By 1950, almost every race-car driver used safety seat belts.

American car manufacturers Nash (in 1949) and Ford (in 1955) offered seat belts as options, while Swedish Saab first introduced seat belts as standard in 1958. After the Saab GT 750 was introduced at the New York Motor Show in 1958 with safety belts fitted as standard, the practice became commonplace. Continue reading »

“View from the Top”: A Historical Look at The Beautiful Stewardesses of The 1960s-1980s

Pacific Southwest Airlines employee in mini-skirts and go-go boots.

The flight attendant occupation took permanent shape in the 1930s as “women’s work,” that is, work not only predominately performed by women but also defined as embodying white, middle-class ideals of femininity. Continue reading »

The 1986 Oldsmobile Incas Had The Wildest Dashboard You’ve Never Seen

Plenty of automakers today release autonomous car concepts that look like an ultra-modern living room inside. The steering wheel isn’t there, or it folds away, there’s big touchscreens everywhere—you get the gist. But 34 years ago, at the height of wonderfully strange ’80s design exercises, Italdesign really went for it in the Oldsmobile “Incas” concept with this Knight Rider-looking getup. It’s definitely not your grandfather’s Oldsmobile. Neither will it be your grandson’s, sadly. Continue reading »

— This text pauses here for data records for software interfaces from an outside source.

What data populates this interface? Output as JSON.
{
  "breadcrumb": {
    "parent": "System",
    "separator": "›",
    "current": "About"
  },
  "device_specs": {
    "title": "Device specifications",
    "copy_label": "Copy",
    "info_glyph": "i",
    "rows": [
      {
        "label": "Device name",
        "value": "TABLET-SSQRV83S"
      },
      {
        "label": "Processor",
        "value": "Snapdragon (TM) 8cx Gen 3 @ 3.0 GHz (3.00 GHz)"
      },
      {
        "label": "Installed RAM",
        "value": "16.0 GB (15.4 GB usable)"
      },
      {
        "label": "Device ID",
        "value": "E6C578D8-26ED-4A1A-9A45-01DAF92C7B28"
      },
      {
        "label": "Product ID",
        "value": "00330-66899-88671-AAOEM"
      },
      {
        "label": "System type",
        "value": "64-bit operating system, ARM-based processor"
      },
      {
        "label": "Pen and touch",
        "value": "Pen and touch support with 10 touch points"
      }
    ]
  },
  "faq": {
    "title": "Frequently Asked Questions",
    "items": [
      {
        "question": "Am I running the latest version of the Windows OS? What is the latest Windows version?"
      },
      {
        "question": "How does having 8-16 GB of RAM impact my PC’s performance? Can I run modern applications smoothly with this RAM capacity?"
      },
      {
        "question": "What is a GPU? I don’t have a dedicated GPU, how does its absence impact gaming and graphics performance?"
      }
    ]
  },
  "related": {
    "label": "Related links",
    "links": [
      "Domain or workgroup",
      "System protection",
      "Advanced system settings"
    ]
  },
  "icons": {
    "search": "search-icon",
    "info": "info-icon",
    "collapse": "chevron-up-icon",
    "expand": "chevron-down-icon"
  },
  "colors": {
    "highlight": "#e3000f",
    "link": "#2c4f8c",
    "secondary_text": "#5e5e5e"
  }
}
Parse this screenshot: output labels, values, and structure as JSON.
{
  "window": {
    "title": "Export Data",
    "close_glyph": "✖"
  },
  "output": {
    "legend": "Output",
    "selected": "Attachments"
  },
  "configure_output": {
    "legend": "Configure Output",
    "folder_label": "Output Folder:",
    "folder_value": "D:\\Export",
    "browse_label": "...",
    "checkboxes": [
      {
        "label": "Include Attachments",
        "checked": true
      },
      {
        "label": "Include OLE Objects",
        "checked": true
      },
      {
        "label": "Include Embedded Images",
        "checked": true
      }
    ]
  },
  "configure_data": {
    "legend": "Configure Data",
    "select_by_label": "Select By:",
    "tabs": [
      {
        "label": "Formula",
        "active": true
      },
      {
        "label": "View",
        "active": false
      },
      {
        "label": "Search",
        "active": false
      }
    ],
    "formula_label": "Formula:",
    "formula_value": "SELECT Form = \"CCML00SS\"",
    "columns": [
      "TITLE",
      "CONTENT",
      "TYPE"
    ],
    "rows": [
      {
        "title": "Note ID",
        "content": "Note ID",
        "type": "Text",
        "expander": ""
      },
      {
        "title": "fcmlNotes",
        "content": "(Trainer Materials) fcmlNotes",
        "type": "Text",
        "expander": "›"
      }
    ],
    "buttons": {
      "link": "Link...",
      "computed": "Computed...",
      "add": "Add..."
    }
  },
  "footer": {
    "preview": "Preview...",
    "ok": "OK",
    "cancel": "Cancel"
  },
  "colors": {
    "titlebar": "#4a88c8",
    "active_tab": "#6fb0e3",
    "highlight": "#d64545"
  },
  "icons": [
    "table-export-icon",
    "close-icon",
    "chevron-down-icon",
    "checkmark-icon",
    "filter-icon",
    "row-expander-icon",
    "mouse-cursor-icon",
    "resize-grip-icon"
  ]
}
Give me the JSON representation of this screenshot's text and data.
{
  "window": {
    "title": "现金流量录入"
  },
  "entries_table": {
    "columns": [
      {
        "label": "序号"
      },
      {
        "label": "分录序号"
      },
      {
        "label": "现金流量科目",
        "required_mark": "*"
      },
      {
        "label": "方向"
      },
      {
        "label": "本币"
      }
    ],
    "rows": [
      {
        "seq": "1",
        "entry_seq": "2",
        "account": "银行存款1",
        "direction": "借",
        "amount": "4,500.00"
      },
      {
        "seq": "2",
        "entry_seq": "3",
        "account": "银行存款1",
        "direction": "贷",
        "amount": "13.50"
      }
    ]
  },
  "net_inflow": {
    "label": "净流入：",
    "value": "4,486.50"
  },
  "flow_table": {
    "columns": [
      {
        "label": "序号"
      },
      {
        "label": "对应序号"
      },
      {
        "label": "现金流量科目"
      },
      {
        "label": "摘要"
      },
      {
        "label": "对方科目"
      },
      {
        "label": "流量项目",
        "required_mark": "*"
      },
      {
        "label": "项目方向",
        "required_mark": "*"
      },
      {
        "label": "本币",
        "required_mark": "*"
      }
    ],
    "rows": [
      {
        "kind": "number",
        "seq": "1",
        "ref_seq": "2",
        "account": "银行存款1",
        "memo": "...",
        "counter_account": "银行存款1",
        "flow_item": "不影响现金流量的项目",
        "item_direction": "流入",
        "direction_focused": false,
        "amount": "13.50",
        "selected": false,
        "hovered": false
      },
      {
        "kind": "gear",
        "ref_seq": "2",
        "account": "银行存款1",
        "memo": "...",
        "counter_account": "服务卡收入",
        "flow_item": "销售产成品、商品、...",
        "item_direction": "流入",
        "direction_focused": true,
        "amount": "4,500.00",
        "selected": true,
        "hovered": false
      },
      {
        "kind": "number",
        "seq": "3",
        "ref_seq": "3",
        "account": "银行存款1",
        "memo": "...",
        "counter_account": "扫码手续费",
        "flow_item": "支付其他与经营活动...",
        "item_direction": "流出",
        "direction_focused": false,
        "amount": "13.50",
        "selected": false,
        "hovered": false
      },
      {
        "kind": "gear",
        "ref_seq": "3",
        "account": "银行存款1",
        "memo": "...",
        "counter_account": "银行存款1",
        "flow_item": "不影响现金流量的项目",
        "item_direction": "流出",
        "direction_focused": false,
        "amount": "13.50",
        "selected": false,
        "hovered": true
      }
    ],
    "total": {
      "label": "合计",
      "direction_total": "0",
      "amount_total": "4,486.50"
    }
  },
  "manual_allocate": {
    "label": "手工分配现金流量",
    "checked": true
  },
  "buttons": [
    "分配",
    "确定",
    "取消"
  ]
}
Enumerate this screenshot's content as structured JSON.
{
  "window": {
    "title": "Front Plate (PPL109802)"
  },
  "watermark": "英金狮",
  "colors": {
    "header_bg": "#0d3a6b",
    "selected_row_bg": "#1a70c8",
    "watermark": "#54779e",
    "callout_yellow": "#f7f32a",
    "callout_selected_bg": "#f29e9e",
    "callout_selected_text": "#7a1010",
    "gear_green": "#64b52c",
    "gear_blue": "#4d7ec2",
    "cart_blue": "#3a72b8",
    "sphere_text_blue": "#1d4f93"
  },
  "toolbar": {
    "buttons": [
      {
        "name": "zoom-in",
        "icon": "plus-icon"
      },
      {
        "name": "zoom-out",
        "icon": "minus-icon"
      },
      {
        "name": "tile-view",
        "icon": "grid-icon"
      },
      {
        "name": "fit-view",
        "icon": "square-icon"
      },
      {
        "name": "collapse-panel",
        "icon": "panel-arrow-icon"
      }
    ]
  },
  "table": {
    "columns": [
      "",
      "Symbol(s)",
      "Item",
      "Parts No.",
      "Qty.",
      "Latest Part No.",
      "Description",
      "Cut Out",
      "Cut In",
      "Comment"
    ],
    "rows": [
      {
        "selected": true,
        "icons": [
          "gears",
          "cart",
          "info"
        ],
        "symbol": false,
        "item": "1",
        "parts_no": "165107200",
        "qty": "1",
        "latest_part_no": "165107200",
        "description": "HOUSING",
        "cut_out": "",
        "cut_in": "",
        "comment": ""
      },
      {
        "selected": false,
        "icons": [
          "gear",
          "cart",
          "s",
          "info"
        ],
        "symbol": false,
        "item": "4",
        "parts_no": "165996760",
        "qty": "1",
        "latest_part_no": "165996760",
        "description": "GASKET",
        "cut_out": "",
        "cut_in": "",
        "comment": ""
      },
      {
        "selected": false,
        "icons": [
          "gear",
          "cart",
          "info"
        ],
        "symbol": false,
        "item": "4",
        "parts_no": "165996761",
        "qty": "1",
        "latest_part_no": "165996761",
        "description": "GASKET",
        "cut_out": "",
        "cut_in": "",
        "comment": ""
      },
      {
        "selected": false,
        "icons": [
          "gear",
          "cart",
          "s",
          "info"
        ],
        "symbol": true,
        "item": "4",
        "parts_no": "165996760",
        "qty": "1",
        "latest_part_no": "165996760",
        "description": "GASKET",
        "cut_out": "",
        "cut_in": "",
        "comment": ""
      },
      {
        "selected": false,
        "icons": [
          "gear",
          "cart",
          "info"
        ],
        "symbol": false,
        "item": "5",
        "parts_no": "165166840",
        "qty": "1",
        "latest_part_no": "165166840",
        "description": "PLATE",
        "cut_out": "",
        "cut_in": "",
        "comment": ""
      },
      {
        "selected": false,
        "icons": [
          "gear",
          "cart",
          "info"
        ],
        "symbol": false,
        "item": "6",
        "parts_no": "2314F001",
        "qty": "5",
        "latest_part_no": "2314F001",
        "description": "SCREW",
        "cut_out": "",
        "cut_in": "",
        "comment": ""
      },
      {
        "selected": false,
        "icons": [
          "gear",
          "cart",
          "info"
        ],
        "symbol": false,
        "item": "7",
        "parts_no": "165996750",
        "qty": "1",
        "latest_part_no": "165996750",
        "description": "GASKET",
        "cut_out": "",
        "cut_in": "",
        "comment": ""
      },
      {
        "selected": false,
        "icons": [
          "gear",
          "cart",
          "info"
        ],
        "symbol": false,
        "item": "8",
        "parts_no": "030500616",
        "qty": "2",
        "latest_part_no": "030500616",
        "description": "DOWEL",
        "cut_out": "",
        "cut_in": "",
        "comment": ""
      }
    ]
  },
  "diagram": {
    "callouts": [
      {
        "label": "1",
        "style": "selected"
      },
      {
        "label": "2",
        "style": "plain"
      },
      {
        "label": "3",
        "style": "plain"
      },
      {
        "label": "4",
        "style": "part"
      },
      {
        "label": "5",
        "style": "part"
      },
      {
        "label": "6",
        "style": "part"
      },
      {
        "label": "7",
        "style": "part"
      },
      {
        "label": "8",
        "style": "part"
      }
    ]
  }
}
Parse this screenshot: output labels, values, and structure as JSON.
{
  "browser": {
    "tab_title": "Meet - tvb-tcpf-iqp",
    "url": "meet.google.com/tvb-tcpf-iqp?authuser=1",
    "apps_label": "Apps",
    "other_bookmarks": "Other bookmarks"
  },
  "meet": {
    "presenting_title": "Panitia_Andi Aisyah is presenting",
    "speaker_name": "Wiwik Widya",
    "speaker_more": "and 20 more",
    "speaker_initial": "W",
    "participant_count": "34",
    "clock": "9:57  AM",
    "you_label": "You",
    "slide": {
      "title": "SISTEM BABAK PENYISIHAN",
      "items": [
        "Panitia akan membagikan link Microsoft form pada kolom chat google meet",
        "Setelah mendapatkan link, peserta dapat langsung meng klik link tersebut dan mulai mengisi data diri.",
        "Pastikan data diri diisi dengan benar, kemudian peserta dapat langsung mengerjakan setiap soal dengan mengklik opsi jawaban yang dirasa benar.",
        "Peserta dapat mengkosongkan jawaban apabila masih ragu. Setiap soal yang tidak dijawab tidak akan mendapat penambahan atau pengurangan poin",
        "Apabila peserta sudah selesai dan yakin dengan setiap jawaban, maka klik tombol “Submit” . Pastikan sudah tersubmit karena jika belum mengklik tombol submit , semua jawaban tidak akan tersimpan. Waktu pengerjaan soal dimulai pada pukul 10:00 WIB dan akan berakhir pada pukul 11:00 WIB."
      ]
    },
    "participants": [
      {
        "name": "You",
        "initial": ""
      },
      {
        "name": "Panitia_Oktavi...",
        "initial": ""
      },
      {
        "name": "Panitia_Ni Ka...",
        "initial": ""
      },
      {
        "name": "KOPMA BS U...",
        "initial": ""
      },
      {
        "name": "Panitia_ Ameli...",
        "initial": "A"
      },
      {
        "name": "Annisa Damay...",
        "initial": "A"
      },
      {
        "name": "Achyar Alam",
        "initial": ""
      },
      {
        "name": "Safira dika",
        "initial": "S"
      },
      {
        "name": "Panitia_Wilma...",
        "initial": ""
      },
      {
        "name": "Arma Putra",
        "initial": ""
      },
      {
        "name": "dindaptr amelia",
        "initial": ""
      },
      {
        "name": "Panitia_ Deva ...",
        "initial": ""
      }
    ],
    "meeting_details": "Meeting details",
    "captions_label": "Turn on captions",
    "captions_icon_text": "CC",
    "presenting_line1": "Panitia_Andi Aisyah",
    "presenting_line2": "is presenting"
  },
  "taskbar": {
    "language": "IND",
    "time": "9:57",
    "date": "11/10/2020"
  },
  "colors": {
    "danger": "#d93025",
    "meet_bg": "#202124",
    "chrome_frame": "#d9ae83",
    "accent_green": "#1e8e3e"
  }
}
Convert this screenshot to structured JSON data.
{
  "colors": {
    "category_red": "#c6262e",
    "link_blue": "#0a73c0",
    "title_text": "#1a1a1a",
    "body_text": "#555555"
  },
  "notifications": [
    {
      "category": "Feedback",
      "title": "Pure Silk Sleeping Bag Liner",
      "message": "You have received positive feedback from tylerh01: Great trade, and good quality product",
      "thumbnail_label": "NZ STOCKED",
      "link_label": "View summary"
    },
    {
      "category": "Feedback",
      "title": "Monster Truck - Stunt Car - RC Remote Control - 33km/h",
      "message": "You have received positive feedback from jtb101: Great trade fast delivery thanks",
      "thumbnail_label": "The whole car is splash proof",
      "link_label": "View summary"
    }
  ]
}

A Collection of Fabulous Potato-Themed Real Photo Postcards From the Early 20th Century


The Square America Archive

WARNING: if you are a PL (Potato Lover), some of these photos might be too hot to handle! Continue reading »

This Guy Used AI To Colorize Hollywood Stars Of The Golden Age And Here’s What He Got In Only A Few Seconds

Audrey Hepburn

According to Bored Panda user named Hidrėlėy: “Nowadays, photographers use black and white photography to convey emotion by playing with tones, contrasts, and shadows, but it wasn’t always an option to choose. Color photography brings photographs to life and reveals every little vivid detail that creates a compelling image. Photographers from the past could only convey the world they were living in in black and grey. Have you ever wondered what these photographers saw that very moment? I have. Continue reading »

Beautiful Portraits of Vietnamese Girls From the Youth of the Republic, 1961


Larry Burrows/Life Magazine

The Youth of the Republic (Thanh Nữ Cộng Hòa) is a paramilitary organization of the Can Lao Party under Ngo Dinh Diem. Under the leadership of Tran Le Xuan, the wife of adviser Ngo Dinh Diem, this organization often has monumental force demonstrations, attracting the attention of the press both nationally and internationally. Continue reading »

Beautiful Vintage Photos Show How Cool Moms Were in the 1960s

“Mom at a New Year’s Eve party at Aunt Mary & Uncle Frank Martinelli’s house on Redmont Rd., Dec. 31, 1965”

The 1960s saw a flourishing in art, music and fashion. The term “The Sixties” is used to denote the complex of inter-related cultural and political trends around the globe during this era. Continue reading »

Sea Monkeys, X-Ray Specs, and the Twisted Secret Behind Vintage Ads from American Comic Books

American comics first came to Glasgow as ships’ ballast. In the sixties it seemed every other corner shop had a stash of these glossy-covered comics displayed on carousels or placed beside their tamer British counterparts like Beano, Topper, or Dandy. With comics like Thor, Hulk, Superman and co. it was difficult to keep collecting consecutive numbers as it was pot luck as to what arrived in the shop every month. Continue reading »

Cool Vintage Photos of Victorian People Posing With Their Penny-Farthings

The penny-farthing, also known as a high wheel, high wheeler or ordinary, was the first machine to be called a “bicycle”. It was popular in the 1870s and 1880s, with its large front wheel providing high speeds (owing to it traveling a large distance for every rotation of the legs) and comfort (the large wheel provides greater shock absorption). Continue reading »

Uranium Glass – Collectible Radioactive Glassware From a Bygone Era


Till Westermeyer

Believe it or not, there was once a time when people exposed themselves to harmful levels of radiation to create uranium glass – detailed, fluorescent glassware that glowed a radioactive green under black light. Some antique collectors still live with them in their homes today. Continue reading »